### Exercise brief
Using the data below, copy every line that contains the word "placeholder".

┌──

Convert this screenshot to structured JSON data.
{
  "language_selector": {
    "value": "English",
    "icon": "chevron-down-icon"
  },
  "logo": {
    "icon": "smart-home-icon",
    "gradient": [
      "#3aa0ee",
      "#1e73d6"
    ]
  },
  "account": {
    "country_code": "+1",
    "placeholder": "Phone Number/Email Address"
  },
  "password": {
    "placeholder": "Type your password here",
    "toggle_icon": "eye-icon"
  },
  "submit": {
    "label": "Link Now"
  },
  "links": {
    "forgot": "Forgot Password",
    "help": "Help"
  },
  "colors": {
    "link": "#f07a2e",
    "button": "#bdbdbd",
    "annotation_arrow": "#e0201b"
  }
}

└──

### Expected answer
    "placeholder": "Phone Number/Email Address"
    "placeholder": "Type your password here",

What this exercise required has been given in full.